* Work instruction:
Scan each line of the entries below for the word "data" and count the ones where it appears. The answer is that number alone.

* Source records:
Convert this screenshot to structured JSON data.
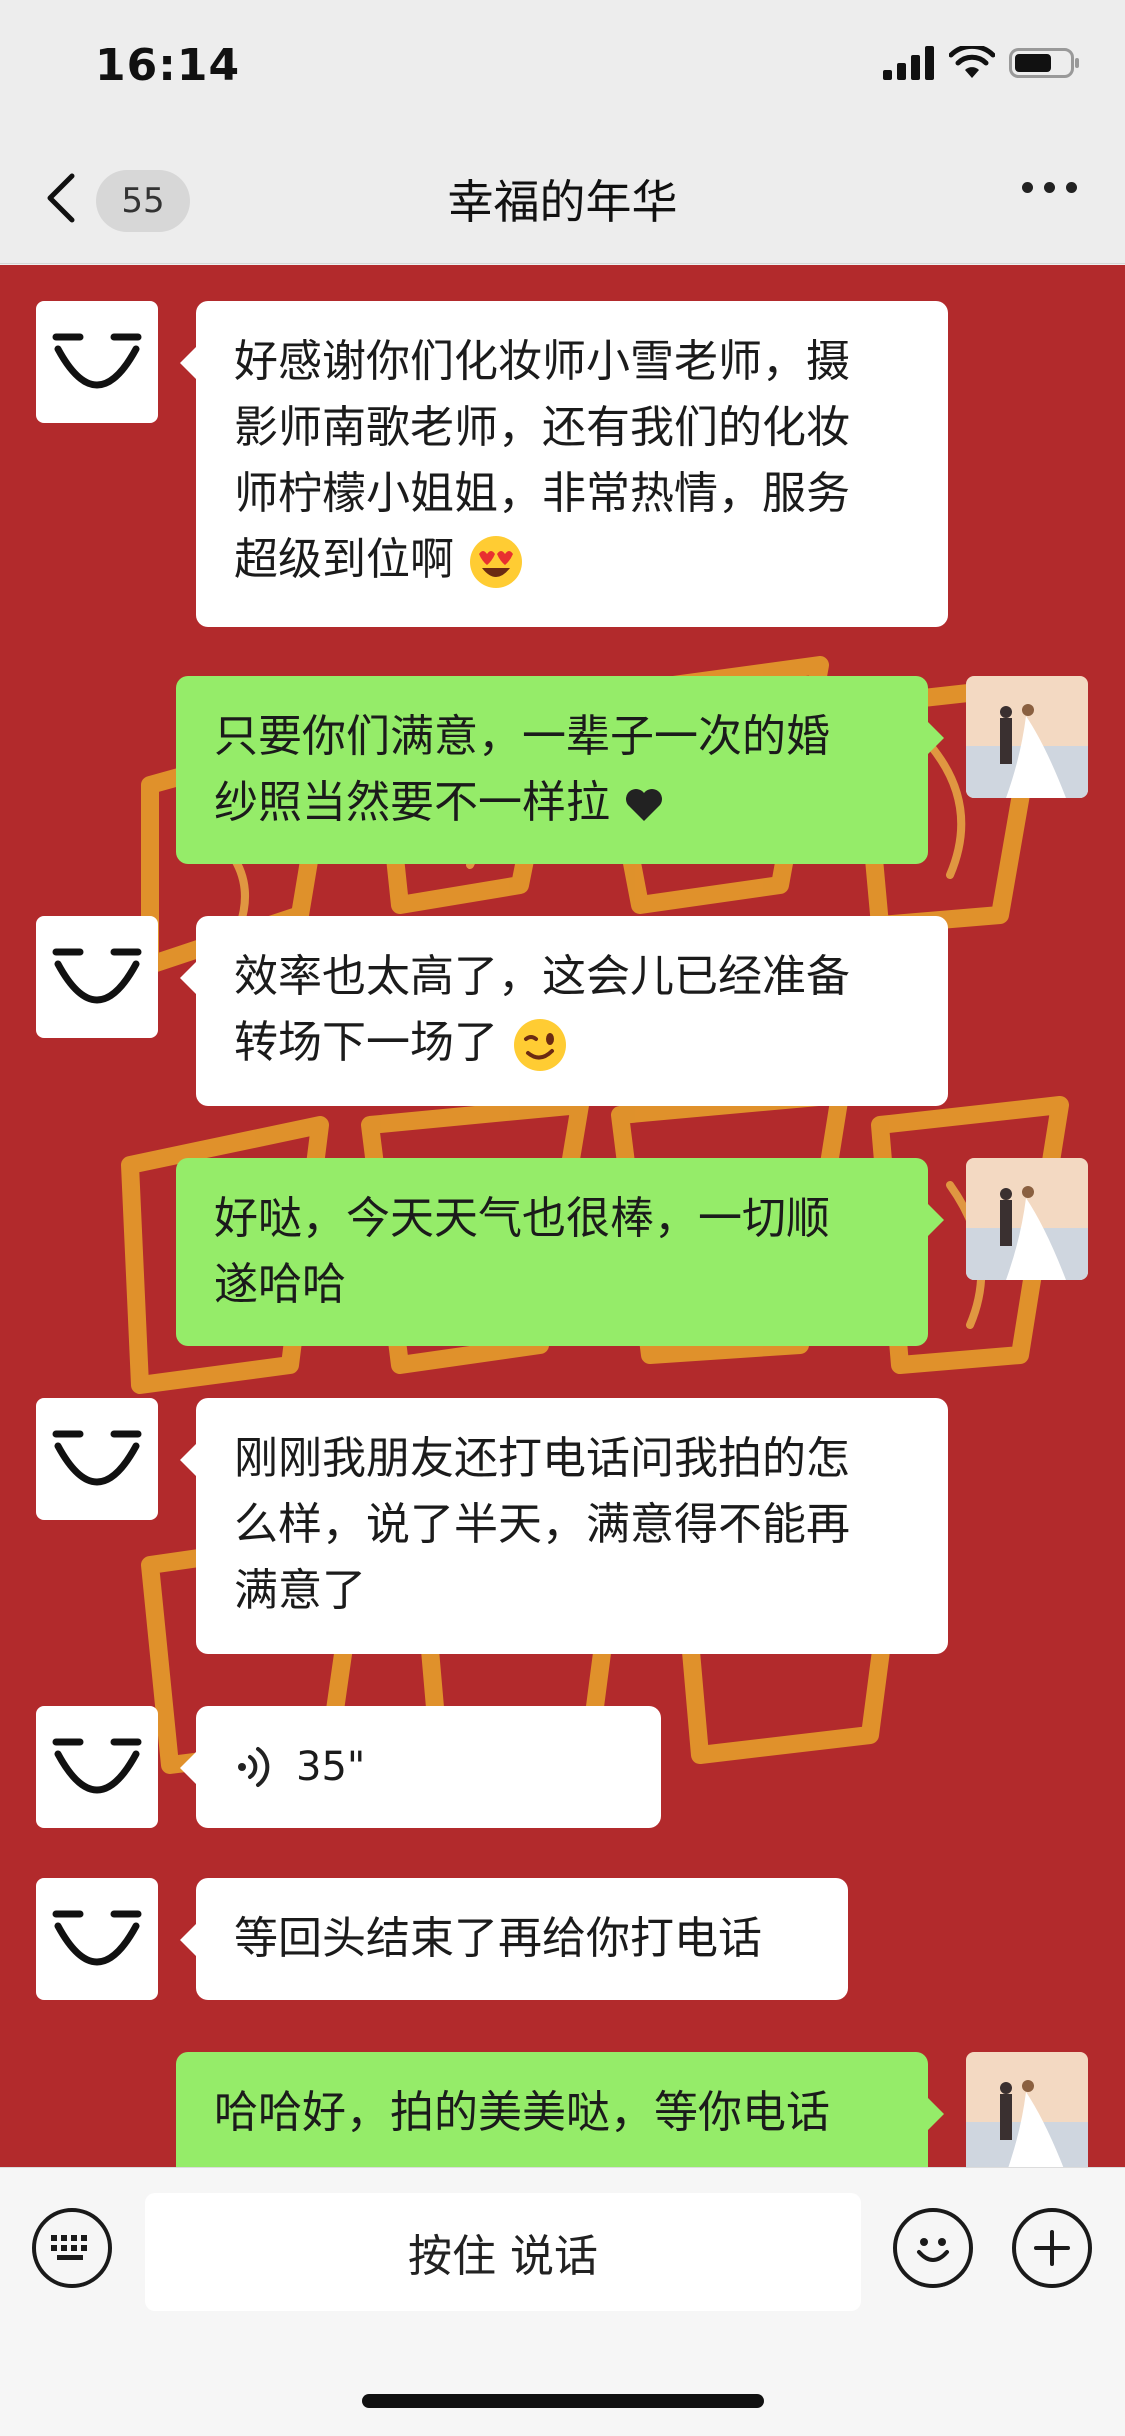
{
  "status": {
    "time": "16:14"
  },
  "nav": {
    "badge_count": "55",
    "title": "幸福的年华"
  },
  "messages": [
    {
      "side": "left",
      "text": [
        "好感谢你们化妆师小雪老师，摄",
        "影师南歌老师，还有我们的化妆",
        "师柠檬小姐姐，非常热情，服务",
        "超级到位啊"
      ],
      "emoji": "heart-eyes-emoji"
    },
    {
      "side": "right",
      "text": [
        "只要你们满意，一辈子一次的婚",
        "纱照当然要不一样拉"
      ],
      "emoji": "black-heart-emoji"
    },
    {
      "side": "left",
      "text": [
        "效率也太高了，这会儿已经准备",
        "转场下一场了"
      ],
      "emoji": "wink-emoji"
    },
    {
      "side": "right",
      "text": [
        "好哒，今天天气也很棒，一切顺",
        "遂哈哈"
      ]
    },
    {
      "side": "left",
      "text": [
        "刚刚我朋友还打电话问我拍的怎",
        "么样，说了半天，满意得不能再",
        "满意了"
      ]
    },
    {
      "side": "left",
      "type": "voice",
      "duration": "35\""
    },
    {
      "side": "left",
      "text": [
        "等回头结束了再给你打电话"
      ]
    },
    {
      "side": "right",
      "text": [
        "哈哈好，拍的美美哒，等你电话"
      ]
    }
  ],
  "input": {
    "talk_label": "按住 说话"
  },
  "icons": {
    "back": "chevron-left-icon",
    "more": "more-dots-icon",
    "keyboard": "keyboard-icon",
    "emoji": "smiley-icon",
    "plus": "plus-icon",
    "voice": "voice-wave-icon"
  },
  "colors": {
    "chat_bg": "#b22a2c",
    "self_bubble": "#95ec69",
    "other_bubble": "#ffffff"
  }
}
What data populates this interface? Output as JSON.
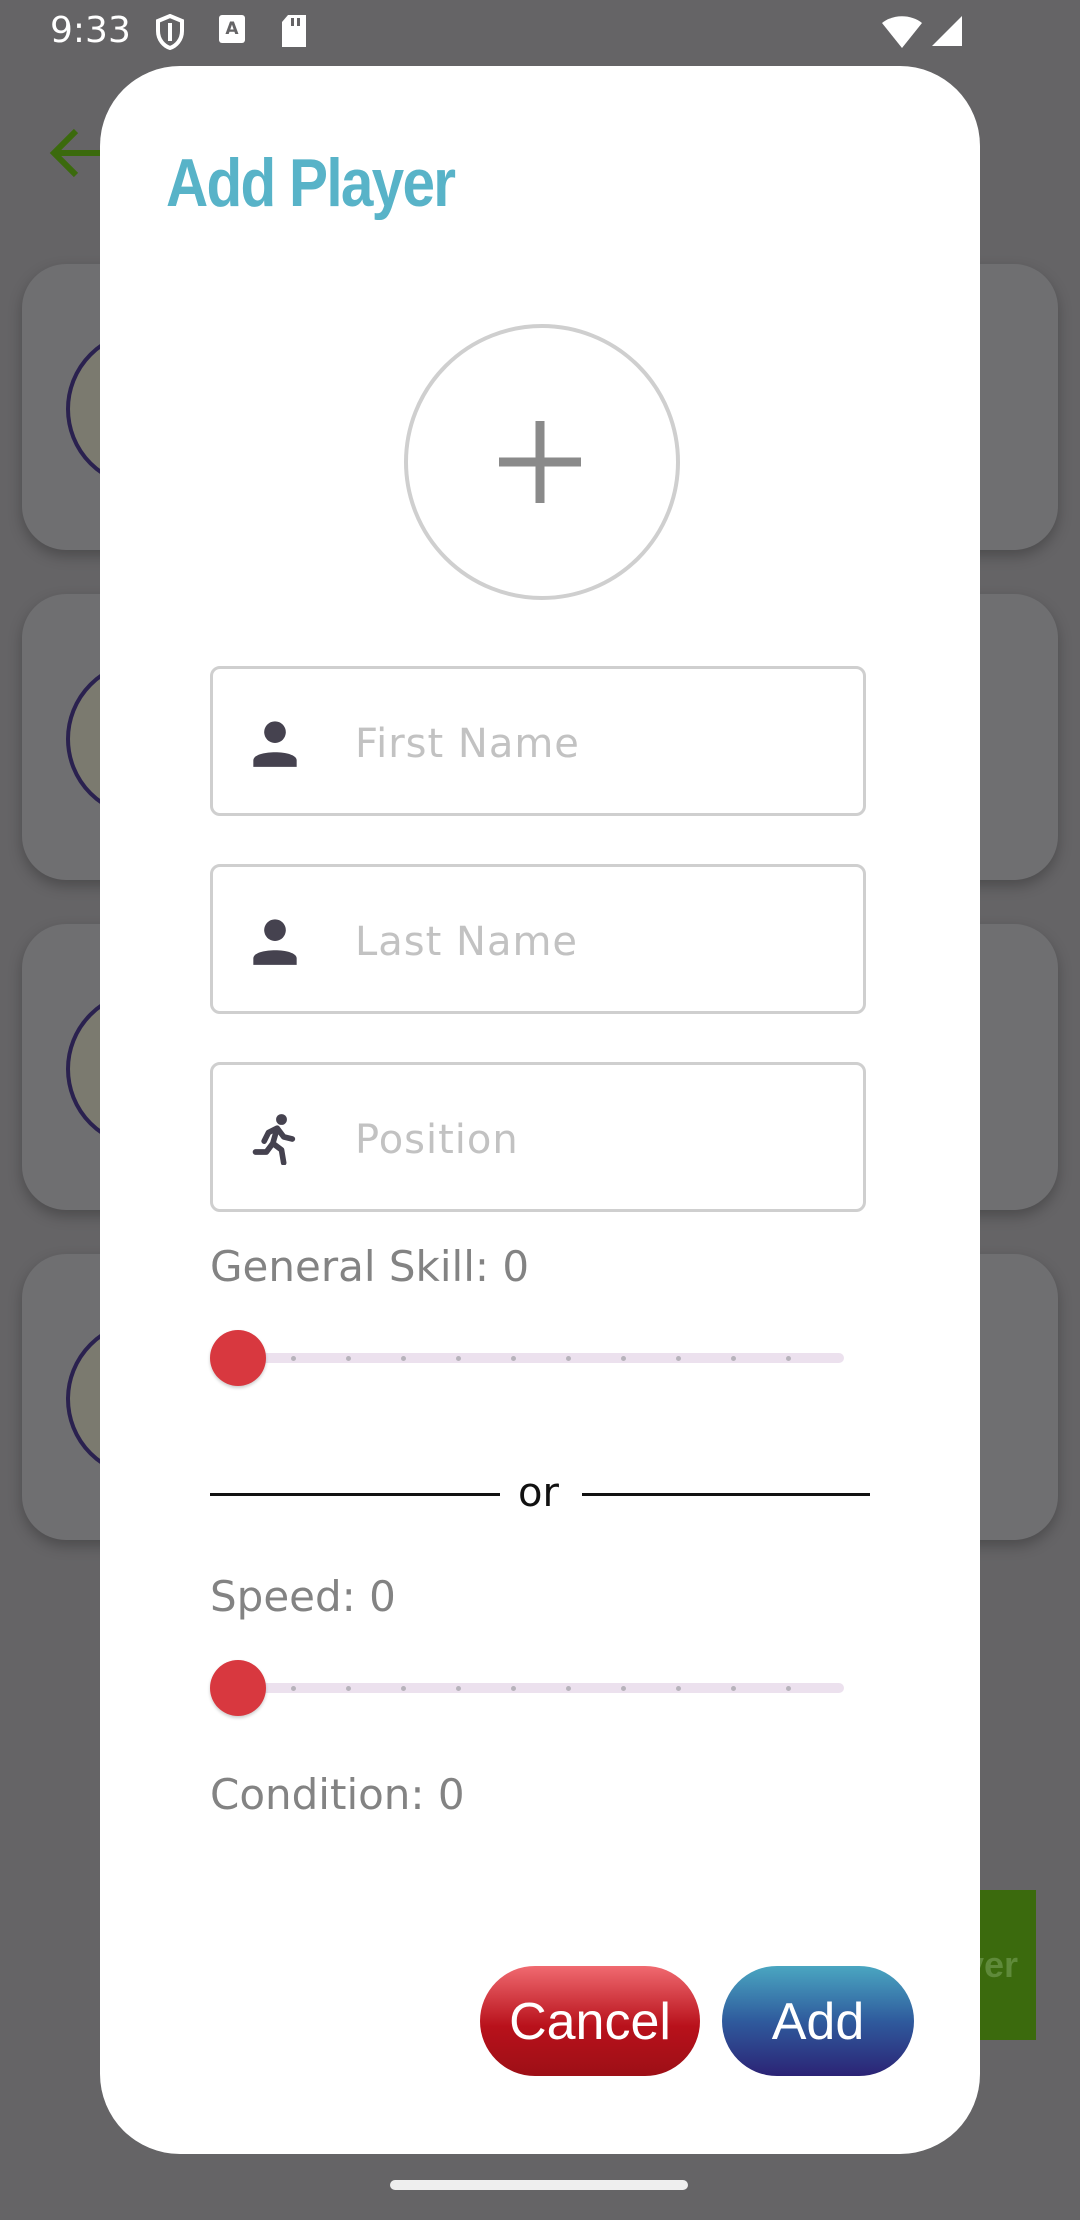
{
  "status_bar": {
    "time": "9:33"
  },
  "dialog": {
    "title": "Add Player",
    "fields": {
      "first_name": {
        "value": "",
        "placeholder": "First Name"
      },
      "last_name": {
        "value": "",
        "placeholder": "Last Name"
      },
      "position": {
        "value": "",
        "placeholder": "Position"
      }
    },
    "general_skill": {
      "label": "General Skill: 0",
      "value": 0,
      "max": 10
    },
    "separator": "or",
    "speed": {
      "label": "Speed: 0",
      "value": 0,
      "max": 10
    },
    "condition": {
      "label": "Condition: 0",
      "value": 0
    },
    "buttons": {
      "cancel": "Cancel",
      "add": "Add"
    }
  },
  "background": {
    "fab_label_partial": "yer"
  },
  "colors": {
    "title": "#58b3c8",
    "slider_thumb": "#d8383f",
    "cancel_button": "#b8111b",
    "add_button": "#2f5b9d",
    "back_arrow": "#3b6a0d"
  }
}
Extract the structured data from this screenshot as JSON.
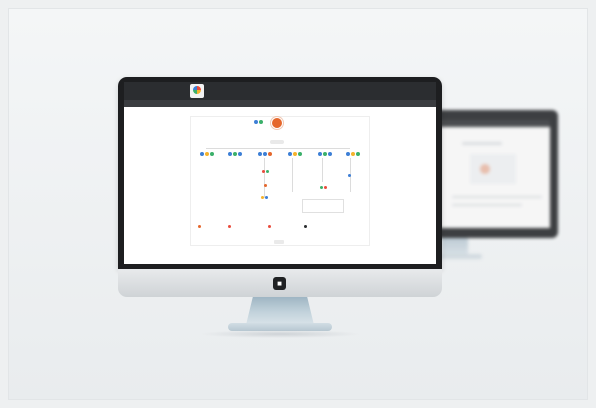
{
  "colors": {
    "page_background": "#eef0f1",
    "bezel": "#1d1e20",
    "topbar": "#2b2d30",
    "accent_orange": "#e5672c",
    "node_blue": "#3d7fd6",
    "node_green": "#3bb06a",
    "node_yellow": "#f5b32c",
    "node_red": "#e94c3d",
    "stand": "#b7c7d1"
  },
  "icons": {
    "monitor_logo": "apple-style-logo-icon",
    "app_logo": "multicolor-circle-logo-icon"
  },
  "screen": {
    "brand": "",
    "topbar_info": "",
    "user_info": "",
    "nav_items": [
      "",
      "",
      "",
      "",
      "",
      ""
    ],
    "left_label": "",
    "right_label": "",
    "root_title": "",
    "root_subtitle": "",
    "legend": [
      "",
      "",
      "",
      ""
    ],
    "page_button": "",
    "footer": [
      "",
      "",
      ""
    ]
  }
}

* Task solution:
3